[[ Records for this exercise, beginning ]]

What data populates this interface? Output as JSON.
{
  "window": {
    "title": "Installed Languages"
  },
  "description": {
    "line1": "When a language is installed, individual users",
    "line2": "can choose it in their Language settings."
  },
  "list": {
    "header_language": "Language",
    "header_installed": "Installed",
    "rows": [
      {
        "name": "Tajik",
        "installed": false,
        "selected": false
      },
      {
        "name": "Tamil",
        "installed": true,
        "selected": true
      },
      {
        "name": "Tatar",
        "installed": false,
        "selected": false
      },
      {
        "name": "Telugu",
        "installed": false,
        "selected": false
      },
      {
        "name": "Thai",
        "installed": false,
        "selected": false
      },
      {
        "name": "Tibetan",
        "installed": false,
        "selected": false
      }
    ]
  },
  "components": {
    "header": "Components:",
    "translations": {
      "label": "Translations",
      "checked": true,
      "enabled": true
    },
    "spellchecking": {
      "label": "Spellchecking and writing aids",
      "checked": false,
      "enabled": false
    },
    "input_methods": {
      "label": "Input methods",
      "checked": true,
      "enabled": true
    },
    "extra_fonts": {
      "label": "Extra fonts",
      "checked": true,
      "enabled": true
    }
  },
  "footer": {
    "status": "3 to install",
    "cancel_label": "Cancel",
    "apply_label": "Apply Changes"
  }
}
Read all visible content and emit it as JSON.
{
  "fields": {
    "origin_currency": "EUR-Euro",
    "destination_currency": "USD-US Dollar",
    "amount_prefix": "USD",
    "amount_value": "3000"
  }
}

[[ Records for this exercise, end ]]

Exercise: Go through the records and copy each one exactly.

Answer to this exercise:
What data populates this interface? Output as JSON.
{
  "window": {
    "title": "Installed Languages"
  },
  "description": {
    "line1": "When a language is installed, individual users",
    "line2": "can choose it in their Language settings."
  },
  "list": {
    "header_language": "Language",
    "header_installed": "Installed",
    "rows": [
      {
        "name": "Tajik",
        "installed": false,
        "selected": false
      },
      {
        "name": "Tamil",
        "installed": true,
        "selected": true
      },
      {
        "name": "Tatar",
        "installed": false,
        "selected": false
      },
      {
        "name": "Telugu",
        "installed": false,
        "selected": false
      },
      {
        "name": "Thai",
        "installed": false,
        "selected": false
      },
      {
        "name": "Tibetan",
        "installed": false,
        "selected": false
      }
    ]
  },
  "components": {
    "header": "Components:",
    "translations": {
      "label": "Translations",
      "checked": true,
      "enabled": true
    },
    "spellchecking": {
      "label": "Spellchecking and writing aids",
      "checked": false,
      "enabled": false
    },
    "input_methods": {
      "label": "Input methods",
      "checked": true,
      "enabled": true
    },
    "extra_fonts": {
      "label": "Extra fonts",
      "checked": true,
      "enabled": true
    }
  },
  "footer": {
    "status": "3 to install",
    "cancel_label": "Cancel",
    "apply_label": "Apply Changes"
  }
}
Read all visible content and emit it as JSON.
{
  "fields": {
    "origin_currency": "EUR-Euro",
    "destination_currency": "USD-US Dollar",
    "amount_prefix": "USD",
    "amount_value": "3000"
  }
}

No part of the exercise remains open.